But our finding undermines the claim that partisan news media generated congressional polarization: If Fox News is pushing all members to the right, it isn’t polarizing them. In fact, it’s entirely possible that were it not for Fox News in the 1990s, Congress would have reached today’s level of polarization sooner.
Finally, many implicitly assume that partisan news is inherently more polarizing than mainstream news. The idea here is that we are what we consume. Balanced presentations of news moderate political attitudes, while partisan presentations polarize attitudes. It is an intuitive idea but not necessarily an accurate one. People are motivated to defend cherished worldviews, especially in the realm of politics. Many studies illustrate that people are capable of cherry-picking the facts they wish to believe from balanced presentations.
In an experiment conducted in July 2013, Martin Johnson and I compared the polarizing effects of mainstream and partisan news. We asked people about their viewing habits and political predispositions and then randomly assigned them to watch either a non-political entertainment show or news story about accusations that the Obama administration meddled in IRS audits of conservative groups.

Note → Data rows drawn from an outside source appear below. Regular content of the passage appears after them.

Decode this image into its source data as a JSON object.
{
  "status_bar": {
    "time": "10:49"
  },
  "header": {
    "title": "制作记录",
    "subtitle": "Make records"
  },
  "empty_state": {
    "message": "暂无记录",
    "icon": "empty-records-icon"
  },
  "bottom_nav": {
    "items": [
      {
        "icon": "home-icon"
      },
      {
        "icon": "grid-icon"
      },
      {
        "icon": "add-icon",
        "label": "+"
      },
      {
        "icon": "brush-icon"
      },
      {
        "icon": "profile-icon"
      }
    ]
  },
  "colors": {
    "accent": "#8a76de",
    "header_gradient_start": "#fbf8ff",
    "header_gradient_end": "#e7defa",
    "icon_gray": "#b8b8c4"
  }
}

Those asked to view the news story saw either one from a mainstream outlet (CBS), their side’s partisan outlet (Fox for conservatives and MSNBC for liberals), or the other side’s partisan outlet (Fox for liberals and MSNBC for conservatives).

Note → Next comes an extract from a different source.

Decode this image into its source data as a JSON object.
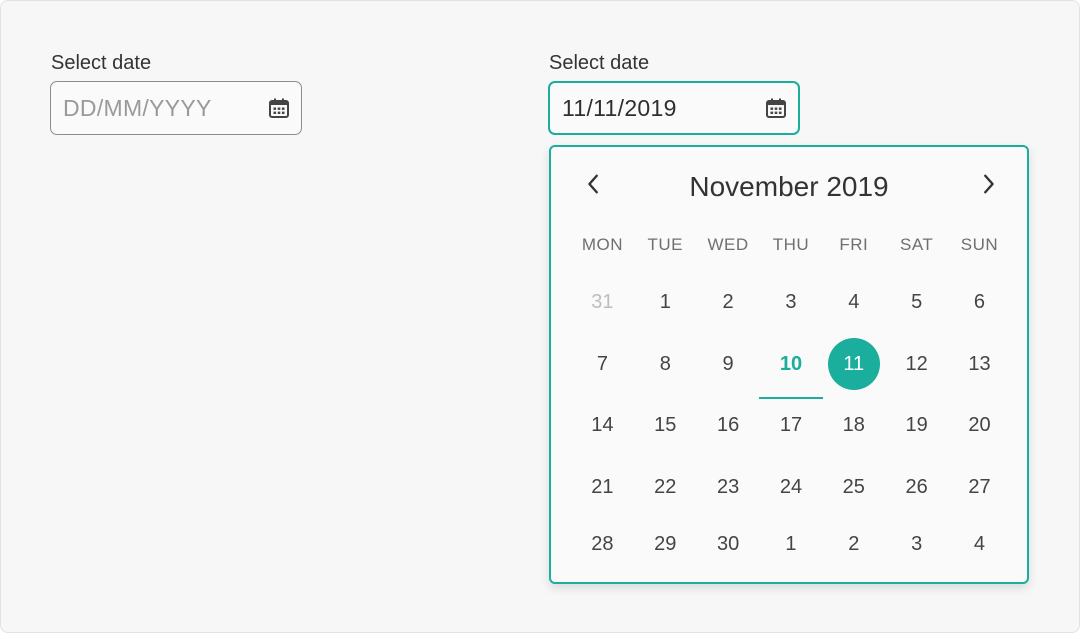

After watching the program, people were asked whether the IRS audits were politically motivated or whether the IRS made an innocent mistake. The question is which program created the most polarization — that is, with conservatives taking the view that IRS audits were politically motivated and liberals taking the view that the IRS made an innocent mistake? We found that the mainstream news program was just as polarizing as the partisan news programs. Subjects assigned to view the CBS story registered more polarized opinions about the IRS than those who watched the non-political show.
What’s more, the polarizing effects of both partisan and mainstream news shows were driven by the reactions of people who normally do not tune into news programs (unless instructed to do so by political scientists, that is). In fact, partisan news viewers are more polarized than mainstream news viewers and entertainment program viewers to begin with. People tune into partisan news because they are partisans. Even without partisan news media, these individuals would likely interpret the world through a partisan lens. Those who are most likely to be polarized by exposure to news — mainstream or partisan — tend to watch something else.
The rise of partisan news media is likely a symptom, not a cause, of elite polarization. Partisan media may reinforce partisan strife, but we should look elsewhere for the ultimate cause.
This is the latest post in our ongoing series on political polarization. The previous posts are listed below. -Dan Hopkins